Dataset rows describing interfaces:
• • • • • • •
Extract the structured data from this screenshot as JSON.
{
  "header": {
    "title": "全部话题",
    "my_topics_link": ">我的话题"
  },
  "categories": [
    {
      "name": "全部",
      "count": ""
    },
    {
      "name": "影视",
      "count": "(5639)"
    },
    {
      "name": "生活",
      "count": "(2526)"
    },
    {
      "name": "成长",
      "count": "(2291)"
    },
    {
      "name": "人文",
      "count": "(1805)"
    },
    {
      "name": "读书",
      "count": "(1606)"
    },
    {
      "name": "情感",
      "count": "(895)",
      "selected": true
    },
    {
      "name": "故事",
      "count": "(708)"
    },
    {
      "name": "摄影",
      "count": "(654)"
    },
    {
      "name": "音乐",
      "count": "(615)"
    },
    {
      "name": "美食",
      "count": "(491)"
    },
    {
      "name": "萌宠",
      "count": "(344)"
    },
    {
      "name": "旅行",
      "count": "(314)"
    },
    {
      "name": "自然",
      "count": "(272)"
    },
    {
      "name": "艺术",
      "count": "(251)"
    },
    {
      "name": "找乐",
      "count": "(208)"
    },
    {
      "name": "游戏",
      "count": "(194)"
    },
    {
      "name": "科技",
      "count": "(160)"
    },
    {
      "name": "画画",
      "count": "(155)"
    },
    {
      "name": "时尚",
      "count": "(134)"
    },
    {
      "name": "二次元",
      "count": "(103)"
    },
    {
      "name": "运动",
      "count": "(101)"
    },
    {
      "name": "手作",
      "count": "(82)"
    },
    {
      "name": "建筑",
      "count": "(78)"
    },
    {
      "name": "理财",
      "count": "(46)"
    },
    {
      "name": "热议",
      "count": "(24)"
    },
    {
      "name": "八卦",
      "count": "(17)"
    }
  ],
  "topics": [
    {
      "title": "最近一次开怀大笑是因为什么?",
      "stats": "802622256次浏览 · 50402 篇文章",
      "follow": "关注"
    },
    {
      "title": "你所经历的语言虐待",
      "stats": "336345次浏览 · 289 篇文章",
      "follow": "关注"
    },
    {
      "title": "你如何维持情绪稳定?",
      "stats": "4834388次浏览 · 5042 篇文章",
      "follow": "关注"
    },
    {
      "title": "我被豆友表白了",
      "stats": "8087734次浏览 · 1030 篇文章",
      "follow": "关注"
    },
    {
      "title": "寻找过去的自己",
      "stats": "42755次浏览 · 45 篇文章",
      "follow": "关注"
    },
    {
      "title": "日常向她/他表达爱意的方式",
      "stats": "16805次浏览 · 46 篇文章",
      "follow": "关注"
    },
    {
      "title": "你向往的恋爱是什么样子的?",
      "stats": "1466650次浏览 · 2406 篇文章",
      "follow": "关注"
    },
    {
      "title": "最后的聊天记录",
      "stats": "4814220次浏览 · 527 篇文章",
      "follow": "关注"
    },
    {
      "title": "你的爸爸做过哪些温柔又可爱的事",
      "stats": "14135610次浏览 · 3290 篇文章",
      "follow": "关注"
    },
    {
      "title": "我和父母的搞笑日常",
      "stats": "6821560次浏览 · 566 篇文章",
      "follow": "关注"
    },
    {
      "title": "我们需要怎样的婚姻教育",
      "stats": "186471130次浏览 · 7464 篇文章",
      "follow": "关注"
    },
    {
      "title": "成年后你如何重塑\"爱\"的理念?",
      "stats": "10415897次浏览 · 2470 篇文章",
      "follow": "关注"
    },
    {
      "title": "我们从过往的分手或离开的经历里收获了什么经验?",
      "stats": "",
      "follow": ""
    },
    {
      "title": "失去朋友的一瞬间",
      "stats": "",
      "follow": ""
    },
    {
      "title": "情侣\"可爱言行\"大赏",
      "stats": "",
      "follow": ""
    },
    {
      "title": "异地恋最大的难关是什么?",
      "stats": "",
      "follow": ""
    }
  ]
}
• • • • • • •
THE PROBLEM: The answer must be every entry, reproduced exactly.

PROBLEM SOLUTION:
Extract the structured data from this screenshot as JSON.
{
  "header": {
    "title": "全部话题",
    "my_topics_link": ">我的话题"
  },
  "categories": [
    {
      "name": "全部",
      "count": ""
    },
    {
      "name": "影视",
      "count": "(5639)"
    },
    {
      "name": "生活",
      "count": "(2526)"
    },
    {
      "name": "成长",
      "count": "(2291)"
    },
    {
      "name": "人文",
      "count": "(1805)"
    },
    {
      "name": "读书",
      "count": "(1606)"
    },
    {
      "name": "情感",
      "count": "(895)",
      "selected": true
    },
    {
      "name": "故事",
      "count": "(708)"
    },
    {
      "name": "摄影",
      "count": "(654)"
    },
    {
      "name": "音乐",
      "count": "(615)"
    },
    {
      "name": "美食",
      "count": "(491)"
    },
    {
      "name": "萌宠",
      "count": "(344)"
    },
    {
      "name": "旅行",
      "count": "(314)"
    },
    {
      "name": "自然",
      "count": "(272)"
    },
    {
      "name": "艺术",
      "count": "(251)"
    },
    {
      "name": "找乐",
      "count": "(208)"
    },
    {
      "name": "游戏",
      "count": "(194)"
    },
    {
      "name": "科技",
      "count": "(160)"
    },
    {
      "name": "画画",
      "count": "(155)"
    },
    {
      "name": "时尚",
      "count": "(134)"
    },
    {
      "name": "二次元",
      "count": "(103)"
    },
    {
      "name": "运动",
      "count": "(101)"
    },
    {
      "name": "手作",
      "count": "(82)"
    },
    {
      "name": "建筑",
      "count": "(78)"
    },
    {
      "name": "理财",
      "count": "(46)"
    },
    {
      "name": "热议",
      "count": "(24)"
    },
    {
      "name": "八卦",
      "count": "(17)"
    }
  ],
  "topics": [
    {
      "title": "最近一次开怀大笑是因为什么?",
      "stats": "802622256次浏览 · 50402 篇文章",
      "follow": "关注"
    },
    {
      "title": "你所经历的语言虐待",
      "stats": "336345次浏览 · 289 篇文章",
      "follow": "关注"
    },
    {
      "title": "你如何维持情绪稳定?",
      "stats": "4834388次浏览 · 5042 篇文章",
      "follow": "关注"
    },
    {
      "title": "我被豆友表白了",
      "stats": "8087734次浏览 · 1030 篇文章",
      "follow": "关注"
    },
    {
      "title": "寻找过去的自己",
      "stats": "42755次浏览 · 45 篇文章",
      "follow": "关注"
    },
    {
      "title": "日常向她/他表达爱意的方式",
      "stats": "16805次浏览 · 46 篇文章",
      "follow": "关注"
    },
    {
      "title": "你向往的恋爱是什么样子的?",
      "stats": "1466650次浏览 · 2406 篇文章",
      "follow": "关注"
    },
    {
      "title": "最后的聊天记录",
      "stats": "4814220次浏览 · 527 篇文章",
      "follow": "关注"
    },
    {
      "title": "你的爸爸做过哪些温柔又可爱的事",
      "stats": "14135610次浏览 · 3290 篇文章",
      "follow": "关注"
    },
    {
      "title": "我和父母的搞笑日常",
      "stats": "6821560次浏览 · 566 篇文章",
      "follow": "关注"
    },
    {
      "title": "我们需要怎样的婚姻教育",
      "stats": "186471130次浏览 · 7464 篇文章",
      "follow": "关注"
    },
    {
      "title": "成年后你如何重塑\"爱\"的理念?",
      "stats": "10415897次浏览 · 2470 篇文章",
      "follow": "关注"
    },
    {
      "title": "我们从过往的分手或离开的经历里收获了什么经验?",
      "stats": "",
      "follow": ""
    },
    {
      "title": "失去朋友的一瞬间",
      "stats": "",
      "follow": ""
    },
    {
      "title": "情侣\"可爱言行\"大赏",
      "stats": "",
      "follow": ""
    },
    {
      "title": "异地恋最大的难关是什么?",
      "stats": "",
      "follow": ""
    }
  ]
}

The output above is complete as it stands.